● **WHAT TO WORK ON**
Omit any picture, and return the remaining data exactly as written.

[App and web page records]
■ ■ ■ ■ ■
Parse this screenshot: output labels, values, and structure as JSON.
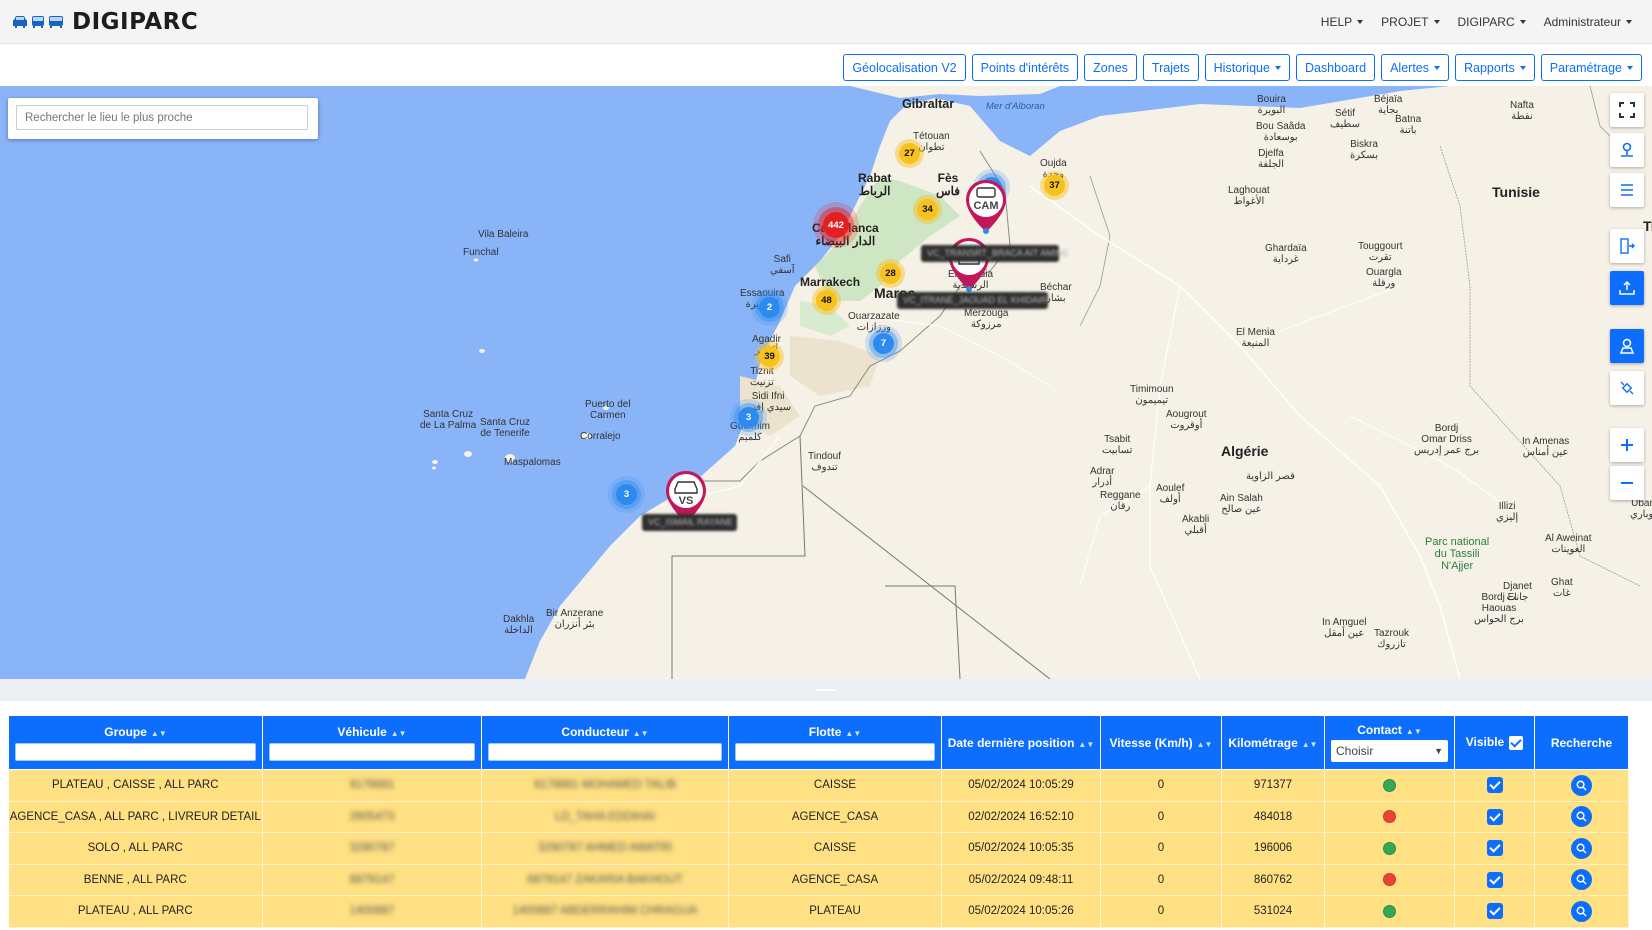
{
  "app": {
    "name": "DIGIPARC"
  },
  "topnav": [
    {
      "label": "HELP"
    },
    {
      "label": "PROJET"
    },
    {
      "label": "DIGIPARC"
    },
    {
      "label": "Administrateur"
    }
  ],
  "toolbar": [
    {
      "label": "Géolocalisation V2",
      "dropdown": false
    },
    {
      "label": "Points d'intérêts",
      "dropdown": false
    },
    {
      "label": "Zones",
      "dropdown": false
    },
    {
      "label": "Trajets",
      "dropdown": false
    },
    {
      "label": "Historique",
      "dropdown": true
    },
    {
      "label": "Dashboard",
      "dropdown": false
    },
    {
      "label": "Alertes",
      "dropdown": true
    },
    {
      "label": "Rapports",
      "dropdown": true
    },
    {
      "label": "Paramétrage",
      "dropdown": true
    }
  ],
  "map": {
    "search_placeholder": "Rechercher le lieu le plus proche",
    "labels": {
      "gibraltar": "Gibraltar",
      "alboran": "Mer d'Alboran",
      "tetouan": "Tétouan\nتطوان",
      "rabat": "Rabat\nالرباط",
      "fes": "Fès\nفاس",
      "oujda": "Oujda\nوجدة",
      "casablanca": "Casablanca\nالدار البيضاء",
      "safi": "Safi\nآسفي",
      "marrakech": "Marrakech",
      "maroc": "Maroc",
      "essaouira": "Essaouira\nالصويرة",
      "agadir": "Agadir\nأكادير",
      "tiznit": "Tiznit\nتزنيت",
      "sidiifni": "Sidi Ifni\nسيدي إفني",
      "guelmim": "Guelmim\nكلميم",
      "ouarzazate": "Ouarzazate\nورزازات",
      "errachidia": "Errachidia\nالرشيدية",
      "merzouga": "Merzouga\nمرزوكة",
      "bechar": "Béchar\nبشار",
      "vilabaleira": "Vila Baleira",
      "funchal": "Funchal",
      "santacruzpalma": "Santa Cruz\nde La Palma",
      "santacruztenerife": "Santa Cruz\nde Tenerife",
      "puertocarmen": "Puerto del\nCarmen",
      "corralejo": "Corralejo",
      "maspalomas": "Maspalomas",
      "tindouf": "Tindouf\nتندوف",
      "dakhla": "Dakhla\nالداخلة",
      "biranzerane": "Bir Anzerane\nبئر أنزران",
      "algerie": "Algérie",
      "tunisie": "Tunisie",
      "bejaia": "Béjaïa\nبجاية",
      "setif": "Sétif\nسطيف",
      "djelfa": "Djelfa\nالجلفة",
      "bousaada": "Bou Saâda\nبوسعادة",
      "batna": "Batna\nباتنة",
      "biskra": "Biskra\nبسكرة",
      "laghouat": "Laghouat\nالأغواط",
      "ghardaia": "Ghardaïa\nغرداية",
      "touggourt": "Touggourt\nتقرت",
      "ouargla": "Ouargla\nورقلة",
      "elmenia": "El Menia\nالمنيعة",
      "timimoun": "Timimoun\nتيميمون",
      "aougrout": "Aougrout\nأوقروت",
      "tsabit": "Tsabit\nتسابيت",
      "adrar": "Adrar\nأدرار",
      "aoulef": "Aoulef\nأولف",
      "insalah": "Ain Salah\nعين صالح",
      "reggane": "Reggane\nرقان",
      "akabli": "Akabli\nأقبلي",
      "kseferaouia": "قصر الزاوية",
      "bordjomar": "Bordj\nOmar Driss\nبرج عمر إدريس",
      "inamenas": "In Amenas\nعين أمناس",
      "illizi": "Illizi\nإليزي",
      "tassili": "Parc national\ndu Tassili\nN'Ajjer",
      "djanet": "Djanet\nجانت",
      "bordjelhaouas": "Bordj El\nHaouas\nبرج الحواس",
      "ghat": "Ghat\nغات",
      "alweinat": "Al Aweinat\nالعوينات",
      "inamguel": "In Amguel\nعين أمقل",
      "tazrouk": "Tazrouk\nتازروك",
      "bouira": "Bouira\nالبويرة",
      "nafta": "Nafta\nنفطة",
      "ubari": "Ubari\nأوباري",
      "tr": "Tr"
    },
    "clusters": [
      {
        "id": "c27",
        "count": "27",
        "color": "orange"
      },
      {
        "id": "c442",
        "count": "442",
        "color": "red"
      },
      {
        "id": "c34",
        "count": "34",
        "color": "orange"
      },
      {
        "id": "c7a",
        "count": "7",
        "color": "blue"
      },
      {
        "id": "c37",
        "count": "37",
        "color": "orange"
      },
      {
        "id": "c28",
        "count": "28",
        "color": "orange"
      },
      {
        "id": "c48",
        "count": "48",
        "color": "orange"
      },
      {
        "id": "c2",
        "count": "2",
        "color": "blue"
      },
      {
        "id": "c39",
        "count": "39",
        "color": "orange"
      },
      {
        "id": "c7b",
        "count": "7",
        "color": "blue"
      },
      {
        "id": "c3a",
        "count": "3",
        "color": "blue"
      },
      {
        "id": "c3b",
        "count": "3",
        "color": "blue"
      }
    ],
    "pins": [
      {
        "id": "cam",
        "label": "CAM"
      },
      {
        "id": "vs",
        "label": "VS"
      }
    ],
    "vehicle_tags": [
      {
        "id": "t1",
        "text": "VC_TRANSRT_BRACA AIT AMINE"
      },
      {
        "id": "t2",
        "text": "VC_ITRANE_JAOUAD EL KHIDAIR"
      },
      {
        "id": "t3",
        "text": "VC_ISMAIL RAYANE"
      }
    ]
  },
  "table": {
    "headers": {
      "groupe": "Groupe",
      "vehicule": "Véhicule",
      "conducteur": "Conducteur",
      "flotte": "Flotte",
      "date": "Date dernière position",
      "vitesse": "Vitesse (Km/h)",
      "km": "Kilométrage",
      "contact": "Contact",
      "contact_select": "Choisir",
      "visible": "Visible",
      "recherche": "Recherche"
    },
    "rows": [
      {
        "groupe": "PLATEAU , CAISSE , ALL PARC",
        "vehicule": "9178681",
        "conducteur": "9178681 MOHAMED TALIB",
        "flotte": "CAISSE",
        "date": "05/02/2024 10:05:29",
        "vitesse": "0",
        "km": "971377",
        "contact_color": "#34a853"
      },
      {
        "groupe": "AGENCE_CASA , ALL PARC , LIVREUR DETAIL",
        "vehicule": "2605473",
        "conducteur": "LD_TAHA EDDIHAI",
        "flotte": "AGENCE_CASA",
        "date": "02/02/2024 16:52:10",
        "vitesse": "0",
        "km": "484018",
        "contact_color": "#ea4335"
      },
      {
        "groupe": "SOLO , ALL PARC",
        "vehicule": "3290787",
        "conducteur": "3290787 AHMED AWATRI",
        "flotte": "CAISSE",
        "date": "05/02/2024 10:05:35",
        "vitesse": "0",
        "km": "196006",
        "contact_color": "#34a853"
      },
      {
        "groupe": "BENNE , ALL PARC",
        "vehicule": "6879147",
        "conducteur": "6879147 ZAKARIA BAKHOUT",
        "flotte": "AGENCE_CASA",
        "date": "05/02/2024 09:48:11",
        "vitesse": "0",
        "km": "860762",
        "contact_color": "#ea4335"
      },
      {
        "groupe": "PLATEAU , ALL PARC",
        "vehicule": "1400887",
        "conducteur": "1400887 ABDERRAHIM CHRAGUA",
        "flotte": "PLATEAU",
        "date": "05/02/2024 10:05:26",
        "vitesse": "0",
        "km": "531024",
        "contact_color": "#34a853"
      }
    ]
  }
}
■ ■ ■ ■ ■
● **ANSWER TO THIS TASK**
Parse this screenshot: output labels, values, and structure as JSON.
{
  "app": {
    "name": "DIGIPARC"
  },
  "topnav": [
    {
      "label": "HELP"
    },
    {
      "label": "PROJET"
    },
    {
      "label": "DIGIPARC"
    },
    {
      "label": "Administrateur"
    }
  ],
  "toolbar": [
    {
      "label": "Géolocalisation V2",
      "dropdown": false
    },
    {
      "label": "Points d'intérêts",
      "dropdown": false
    },
    {
      "label": "Zones",
      "dropdown": false
    },
    {
      "label": "Trajets",
      "dropdown": false
    },
    {
      "label": "Historique",
      "dropdown": true
    },
    {
      "label": "Dashboard",
      "dropdown": false
    },
    {
      "label": "Alertes",
      "dropdown": true
    },
    {
      "label": "Rapports",
      "dropdown": true
    },
    {
      "label": "Paramétrage",
      "dropdown": true
    }
  ],
  "map": {
    "search_placeholder": "Rechercher le lieu le plus proche",
    "labels": {
      "gibraltar": "Gibraltar",
      "alboran": "Mer d'Alboran",
      "tetouan": "Tétouan\nتطوان",
      "rabat": "Rabat\nالرباط",
      "fes": "Fès\nفاس",
      "oujda": "Oujda\nوجدة",
      "casablanca": "Casablanca\nالدار البيضاء",
      "safi": "Safi\nآسفي",
      "marrakech": "Marrakech",
      "maroc": "Maroc",
      "essaouira": "Essaouira\nالصويرة",
      "agadir": "Agadir\nأكادير",
      "tiznit": "Tiznit\nتزنيت",
      "sidiifni": "Sidi Ifni\nسيدي إفني",
      "guelmim": "Guelmim\nكلميم",
      "ouarzazate": "Ouarzazate\nورزازات",
      "errachidia": "Errachidia\nالرشيدية",
      "merzouga": "Merzouga\nمرزوكة",
      "bechar": "Béchar\nبشار",
      "vilabaleira": "Vila Baleira",
      "funchal": "Funchal",
      "santacruzpalma": "Santa Cruz\nde La Palma",
      "santacruztenerife": "Santa Cruz\nde Tenerife",
      "puertocarmen": "Puerto del\nCarmen",
      "corralejo": "Corralejo",
      "maspalomas": "Maspalomas",
      "tindouf": "Tindouf\nتندوف",
      "dakhla": "Dakhla\nالداخلة",
      "biranzerane": "Bir Anzerane\nبئر أنزران",
      "algerie": "Algérie",
      "tunisie": "Tunisie",
      "bejaia": "Béjaïa\nبجاية",
      "setif": "Sétif\nسطيف",
      "djelfa": "Djelfa\nالجلفة",
      "bousaada": "Bou Saâda\nبوسعادة",
      "batna": "Batna\nباتنة",
      "biskra": "Biskra\nبسكرة",
      "laghouat": "Laghouat\nالأغواط",
      "ghardaia": "Ghardaïa\nغرداية",
      "touggourt": "Touggourt\nتقرت",
      "ouargla": "Ouargla\nورقلة",
      "elmenia": "El Menia\nالمنيعة",
      "timimoun": "Timimoun\nتيميمون",
      "aougrout": "Aougrout\nأوقروت",
      "tsabit": "Tsabit\nتسابيت",
      "adrar": "Adrar\nأدرار",
      "aoulef": "Aoulef\nأولف",
      "insalah": "Ain Salah\nعين صالح",
      "reggane": "Reggane\nرقان",
      "akabli": "Akabli\nأقبلي",
      "kseferaouia": "قصر الزاوية",
      "bordjomar": "Bordj\nOmar Driss\nبرج عمر إدريس",
      "inamenas": "In Amenas\nعين أمناس",
      "illizi": "Illizi\nإليزي",
      "tassili": "Parc national\ndu Tassili\nN'Ajjer",
      "djanet": "Djanet\nجانت",
      "bordjelhaouas": "Bordj El\nHaouas\nبرج الحواس",
      "ghat": "Ghat\nغات",
      "alweinat": "Al Aweinat\nالعوينات",
      "inamguel": "In Amguel\nعين أمقل",
      "tazrouk": "Tazrouk\nتازروك",
      "bouira": "Bouira\nالبويرة",
      "nafta": "Nafta\nنفطة",
      "ubari": "Ubari\nأوباري",
      "tr": "Tr"
    },
    "clusters": [
      {
        "id": "c27",
        "count": "27",
        "color": "orange"
      },
      {
        "id": "c442",
        "count": "442",
        "color": "red"
      },
      {
        "id": "c34",
        "count": "34",
        "color": "orange"
      },
      {
        "id": "c7a",
        "count": "7",
        "color": "blue"
      },
      {
        "id": "c37",
        "count": "37",
        "color": "orange"
      },
      {
        "id": "c28",
        "count": "28",
        "color": "orange"
      },
      {
        "id": "c48",
        "count": "48",
        "color": "orange"
      },
      {
        "id": "c2",
        "count": "2",
        "color": "blue"
      },
      {
        "id": "c39",
        "count": "39",
        "color": "orange"
      },
      {
        "id": "c7b",
        "count": "7",
        "color": "blue"
      },
      {
        "id": "c3a",
        "count": "3",
        "color": "blue"
      },
      {
        "id": "c3b",
        "count": "3",
        "color": "blue"
      }
    ],
    "pins": [
      {
        "id": "cam",
        "label": "CAM"
      },
      {
        "id": "vs",
        "label": "VS"
      }
    ],
    "vehicle_tags": [
      {
        "id": "t1",
        "text": "VC_TRANSRT_BRACA AIT AMINE"
      },
      {
        "id": "t2",
        "text": "VC_ITRANE_JAOUAD EL KHIDAIR"
      },
      {
        "id": "t3",
        "text": "VC_ISMAIL RAYANE"
      }
    ]
  },
  "table": {
    "headers": {
      "groupe": "Groupe",
      "vehicule": "Véhicule",
      "conducteur": "Conducteur",
      "flotte": "Flotte",
      "date": "Date dernière position",
      "vitesse": "Vitesse (Km/h)",
      "km": "Kilométrage",
      "contact": "Contact",
      "contact_select": "Choisir",
      "visible": "Visible",
      "recherche": "Recherche"
    },
    "rows": [
      {
        "groupe": "PLATEAU , CAISSE , ALL PARC",
        "vehicule": "9178681",
        "conducteur": "9178681 MOHAMED TALIB",
        "flotte": "CAISSE",
        "date": "05/02/2024 10:05:29",
        "vitesse": "0",
        "km": "971377",
        "contact_color": "#34a853"
      },
      {
        "groupe": "AGENCE_CASA , ALL PARC , LIVREUR DETAIL",
        "vehicule": "2605473",
        "conducteur": "LD_TAHA EDDIHAI",
        "flotte": "AGENCE_CASA",
        "date": "02/02/2024 16:52:10",
        "vitesse": "0",
        "km": "484018",
        "contact_color": "#ea4335"
      },
      {
        "groupe": "SOLO , ALL PARC",
        "vehicule": "3290787",
        "conducteur": "3290787 AHMED AWATRI",
        "flotte": "CAISSE",
        "date": "05/02/2024 10:05:35",
        "vitesse": "0",
        "km": "196006",
        "contact_color": "#34a853"
      },
      {
        "groupe": "BENNE , ALL PARC",
        "vehicule": "6879147",
        "conducteur": "6879147 ZAKARIA BAKHOUT",
        "flotte": "AGENCE_CASA",
        "date": "05/02/2024 09:48:11",
        "vitesse": "0",
        "km": "860762",
        "contact_color": "#ea4335"
      },
      {
        "groupe": "PLATEAU , ALL PARC",
        "vehicule": "1400887",
        "conducteur": "1400887 ABDERRAHIM CHRAGUA",
        "flotte": "PLATEAU",
        "date": "05/02/2024 10:05:26",
        "vitesse": "0",
        "km": "531024",
        "contact_color": "#34a853"
      }
    ]
  }
}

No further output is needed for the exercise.